_Exercise description_: Records follow. Copy every line with "ARRAYS".

_Data to use_:
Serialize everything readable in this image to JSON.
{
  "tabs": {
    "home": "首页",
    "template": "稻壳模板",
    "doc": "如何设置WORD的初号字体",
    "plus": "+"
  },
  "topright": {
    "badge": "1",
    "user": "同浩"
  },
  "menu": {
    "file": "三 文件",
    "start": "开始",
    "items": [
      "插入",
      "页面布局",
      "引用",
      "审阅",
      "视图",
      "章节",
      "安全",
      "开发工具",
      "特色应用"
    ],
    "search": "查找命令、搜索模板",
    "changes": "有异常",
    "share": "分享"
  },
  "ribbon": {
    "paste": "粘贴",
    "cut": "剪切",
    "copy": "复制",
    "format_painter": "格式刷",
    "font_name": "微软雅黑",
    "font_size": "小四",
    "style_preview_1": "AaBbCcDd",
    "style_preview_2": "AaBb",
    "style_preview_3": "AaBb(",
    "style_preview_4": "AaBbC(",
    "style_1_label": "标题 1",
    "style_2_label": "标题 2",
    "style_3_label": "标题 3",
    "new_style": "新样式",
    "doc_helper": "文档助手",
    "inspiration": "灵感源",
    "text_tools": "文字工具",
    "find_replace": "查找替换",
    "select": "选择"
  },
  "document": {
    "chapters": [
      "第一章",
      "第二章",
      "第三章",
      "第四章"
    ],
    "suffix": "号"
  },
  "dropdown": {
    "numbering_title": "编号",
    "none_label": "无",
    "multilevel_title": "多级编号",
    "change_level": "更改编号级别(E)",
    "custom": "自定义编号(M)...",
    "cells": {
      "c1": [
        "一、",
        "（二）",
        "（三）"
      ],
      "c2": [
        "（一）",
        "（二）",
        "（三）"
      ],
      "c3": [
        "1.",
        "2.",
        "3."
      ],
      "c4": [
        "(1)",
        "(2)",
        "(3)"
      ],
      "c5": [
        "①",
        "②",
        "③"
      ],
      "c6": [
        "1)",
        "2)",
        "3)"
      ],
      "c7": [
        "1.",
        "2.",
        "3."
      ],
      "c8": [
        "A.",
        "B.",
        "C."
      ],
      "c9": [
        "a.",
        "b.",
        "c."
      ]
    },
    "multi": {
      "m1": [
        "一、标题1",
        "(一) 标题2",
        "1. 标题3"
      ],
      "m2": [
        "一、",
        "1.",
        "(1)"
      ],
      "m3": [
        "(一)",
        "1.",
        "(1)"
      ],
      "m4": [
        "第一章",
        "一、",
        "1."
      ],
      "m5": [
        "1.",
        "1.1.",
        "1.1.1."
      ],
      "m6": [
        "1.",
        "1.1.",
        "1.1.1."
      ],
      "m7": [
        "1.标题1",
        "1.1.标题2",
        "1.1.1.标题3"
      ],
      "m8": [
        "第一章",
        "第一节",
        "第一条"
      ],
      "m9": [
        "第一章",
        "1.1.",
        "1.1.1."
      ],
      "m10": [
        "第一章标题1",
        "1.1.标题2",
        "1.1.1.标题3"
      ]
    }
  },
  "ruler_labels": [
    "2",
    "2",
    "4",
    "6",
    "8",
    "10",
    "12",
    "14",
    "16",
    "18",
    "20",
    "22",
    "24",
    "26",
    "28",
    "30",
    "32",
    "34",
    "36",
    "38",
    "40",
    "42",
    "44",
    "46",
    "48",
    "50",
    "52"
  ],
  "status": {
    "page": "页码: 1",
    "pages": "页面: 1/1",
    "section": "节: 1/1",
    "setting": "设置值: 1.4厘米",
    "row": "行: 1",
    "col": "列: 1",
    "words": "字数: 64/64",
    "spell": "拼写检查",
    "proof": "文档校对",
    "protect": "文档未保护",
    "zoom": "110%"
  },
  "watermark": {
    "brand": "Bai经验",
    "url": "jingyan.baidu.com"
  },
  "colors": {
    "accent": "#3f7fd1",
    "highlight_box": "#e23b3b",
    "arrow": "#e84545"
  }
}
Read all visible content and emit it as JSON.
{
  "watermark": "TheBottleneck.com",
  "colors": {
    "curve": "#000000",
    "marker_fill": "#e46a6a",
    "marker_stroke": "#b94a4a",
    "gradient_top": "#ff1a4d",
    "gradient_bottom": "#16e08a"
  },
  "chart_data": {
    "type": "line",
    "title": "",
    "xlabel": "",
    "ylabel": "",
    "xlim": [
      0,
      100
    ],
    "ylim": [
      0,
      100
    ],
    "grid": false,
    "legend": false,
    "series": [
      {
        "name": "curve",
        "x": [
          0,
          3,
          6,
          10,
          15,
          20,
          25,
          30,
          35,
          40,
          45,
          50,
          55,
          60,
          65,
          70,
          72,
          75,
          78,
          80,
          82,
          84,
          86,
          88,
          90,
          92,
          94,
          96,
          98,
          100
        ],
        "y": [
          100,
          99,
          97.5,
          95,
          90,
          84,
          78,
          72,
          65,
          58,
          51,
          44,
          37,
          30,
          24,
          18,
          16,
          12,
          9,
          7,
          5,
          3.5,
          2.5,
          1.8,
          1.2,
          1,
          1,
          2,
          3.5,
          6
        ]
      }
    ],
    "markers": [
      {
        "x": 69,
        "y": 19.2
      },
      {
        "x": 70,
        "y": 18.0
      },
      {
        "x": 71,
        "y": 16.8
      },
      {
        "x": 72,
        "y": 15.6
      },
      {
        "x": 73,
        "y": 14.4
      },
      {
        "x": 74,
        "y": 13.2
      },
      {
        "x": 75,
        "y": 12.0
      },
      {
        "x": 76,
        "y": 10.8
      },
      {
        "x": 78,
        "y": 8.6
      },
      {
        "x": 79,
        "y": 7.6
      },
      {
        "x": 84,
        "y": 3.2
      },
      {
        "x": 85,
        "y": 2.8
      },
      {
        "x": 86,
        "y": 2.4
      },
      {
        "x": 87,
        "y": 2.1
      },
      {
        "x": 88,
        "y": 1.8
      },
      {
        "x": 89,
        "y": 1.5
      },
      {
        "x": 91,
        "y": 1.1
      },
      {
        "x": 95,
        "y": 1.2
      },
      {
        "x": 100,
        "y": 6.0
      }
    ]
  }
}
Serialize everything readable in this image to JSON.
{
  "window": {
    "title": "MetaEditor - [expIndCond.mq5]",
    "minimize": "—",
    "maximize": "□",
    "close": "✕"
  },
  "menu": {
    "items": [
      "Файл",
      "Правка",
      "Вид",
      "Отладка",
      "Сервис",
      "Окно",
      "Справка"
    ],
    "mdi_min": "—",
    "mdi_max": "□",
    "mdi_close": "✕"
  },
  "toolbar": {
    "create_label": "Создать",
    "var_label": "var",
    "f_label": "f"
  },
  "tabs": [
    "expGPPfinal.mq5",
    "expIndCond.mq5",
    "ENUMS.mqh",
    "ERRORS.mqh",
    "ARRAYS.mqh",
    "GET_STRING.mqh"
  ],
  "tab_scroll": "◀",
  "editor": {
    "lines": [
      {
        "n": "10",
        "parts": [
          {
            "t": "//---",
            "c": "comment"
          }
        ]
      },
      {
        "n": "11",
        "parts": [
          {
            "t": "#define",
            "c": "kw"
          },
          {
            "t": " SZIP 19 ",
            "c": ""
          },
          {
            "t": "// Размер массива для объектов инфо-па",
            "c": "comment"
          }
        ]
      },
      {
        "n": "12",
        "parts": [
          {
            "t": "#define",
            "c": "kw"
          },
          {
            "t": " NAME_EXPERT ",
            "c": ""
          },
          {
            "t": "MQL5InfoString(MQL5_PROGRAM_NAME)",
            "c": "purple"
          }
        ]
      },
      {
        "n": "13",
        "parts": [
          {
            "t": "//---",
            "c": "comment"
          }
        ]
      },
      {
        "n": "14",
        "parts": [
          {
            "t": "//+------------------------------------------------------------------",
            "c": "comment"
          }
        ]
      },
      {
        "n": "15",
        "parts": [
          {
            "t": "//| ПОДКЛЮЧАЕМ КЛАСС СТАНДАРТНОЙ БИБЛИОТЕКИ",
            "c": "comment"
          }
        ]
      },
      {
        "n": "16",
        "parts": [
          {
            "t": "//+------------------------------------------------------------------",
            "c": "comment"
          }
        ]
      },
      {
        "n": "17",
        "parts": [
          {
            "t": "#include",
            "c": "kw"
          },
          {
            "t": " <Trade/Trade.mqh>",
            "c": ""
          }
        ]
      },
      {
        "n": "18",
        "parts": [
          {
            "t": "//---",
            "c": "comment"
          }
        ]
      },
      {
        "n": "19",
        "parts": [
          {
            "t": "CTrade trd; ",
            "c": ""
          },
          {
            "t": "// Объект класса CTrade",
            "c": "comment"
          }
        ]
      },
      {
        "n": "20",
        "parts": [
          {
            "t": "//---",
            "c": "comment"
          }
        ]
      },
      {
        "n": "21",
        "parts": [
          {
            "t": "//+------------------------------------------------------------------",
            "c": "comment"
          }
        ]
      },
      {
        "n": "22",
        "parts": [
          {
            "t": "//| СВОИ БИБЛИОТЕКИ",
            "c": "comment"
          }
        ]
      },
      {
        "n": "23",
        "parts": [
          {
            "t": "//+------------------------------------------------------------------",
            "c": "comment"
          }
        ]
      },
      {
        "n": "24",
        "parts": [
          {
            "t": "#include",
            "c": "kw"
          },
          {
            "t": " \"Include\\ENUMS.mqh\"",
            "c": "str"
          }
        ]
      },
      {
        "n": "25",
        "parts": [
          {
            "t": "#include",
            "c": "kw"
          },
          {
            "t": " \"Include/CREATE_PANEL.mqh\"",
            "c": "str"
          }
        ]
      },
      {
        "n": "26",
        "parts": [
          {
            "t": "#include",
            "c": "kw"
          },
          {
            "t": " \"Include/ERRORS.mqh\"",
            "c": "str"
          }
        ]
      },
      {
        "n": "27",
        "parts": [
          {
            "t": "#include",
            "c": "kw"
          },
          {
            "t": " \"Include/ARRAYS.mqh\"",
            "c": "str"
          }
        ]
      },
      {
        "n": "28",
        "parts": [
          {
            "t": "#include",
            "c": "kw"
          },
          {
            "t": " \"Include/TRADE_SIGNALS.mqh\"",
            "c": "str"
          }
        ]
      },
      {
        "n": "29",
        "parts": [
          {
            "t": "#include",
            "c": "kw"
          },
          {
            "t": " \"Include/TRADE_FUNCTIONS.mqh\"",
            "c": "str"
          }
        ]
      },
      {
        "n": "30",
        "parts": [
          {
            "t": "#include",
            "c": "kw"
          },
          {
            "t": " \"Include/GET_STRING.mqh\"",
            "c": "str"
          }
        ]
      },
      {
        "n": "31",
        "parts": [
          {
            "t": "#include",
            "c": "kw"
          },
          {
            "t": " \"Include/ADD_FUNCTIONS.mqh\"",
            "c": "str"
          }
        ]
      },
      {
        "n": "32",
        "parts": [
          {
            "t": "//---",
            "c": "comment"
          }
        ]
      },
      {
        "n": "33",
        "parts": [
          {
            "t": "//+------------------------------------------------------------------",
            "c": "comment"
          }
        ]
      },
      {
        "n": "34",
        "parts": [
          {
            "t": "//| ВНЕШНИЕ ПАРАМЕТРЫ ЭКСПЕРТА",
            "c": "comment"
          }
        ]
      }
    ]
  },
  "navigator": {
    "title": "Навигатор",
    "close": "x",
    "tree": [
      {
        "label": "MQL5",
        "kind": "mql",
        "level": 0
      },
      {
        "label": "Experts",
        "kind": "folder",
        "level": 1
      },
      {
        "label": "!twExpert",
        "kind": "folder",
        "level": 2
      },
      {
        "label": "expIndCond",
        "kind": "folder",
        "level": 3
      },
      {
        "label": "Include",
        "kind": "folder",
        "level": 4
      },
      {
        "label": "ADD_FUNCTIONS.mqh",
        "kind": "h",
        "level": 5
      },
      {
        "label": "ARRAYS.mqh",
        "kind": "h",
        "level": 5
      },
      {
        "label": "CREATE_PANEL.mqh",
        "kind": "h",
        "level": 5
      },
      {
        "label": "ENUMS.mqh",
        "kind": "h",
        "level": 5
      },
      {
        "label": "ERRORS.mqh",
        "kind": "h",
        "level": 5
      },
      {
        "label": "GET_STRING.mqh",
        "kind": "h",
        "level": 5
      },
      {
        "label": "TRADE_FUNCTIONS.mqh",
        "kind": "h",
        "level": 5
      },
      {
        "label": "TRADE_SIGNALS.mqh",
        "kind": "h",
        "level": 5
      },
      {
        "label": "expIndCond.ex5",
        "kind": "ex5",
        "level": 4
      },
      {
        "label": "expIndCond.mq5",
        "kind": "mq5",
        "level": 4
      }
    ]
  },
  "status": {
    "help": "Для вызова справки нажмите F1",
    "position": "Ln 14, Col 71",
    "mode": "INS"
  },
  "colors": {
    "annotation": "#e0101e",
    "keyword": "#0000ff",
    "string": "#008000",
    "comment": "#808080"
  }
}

_Answer for this exercise_:
    "ARRAYS.mqh",
            "t": " \"Include/ARRAYS.mqh\"",
        "label": "ARRAYS.mqh",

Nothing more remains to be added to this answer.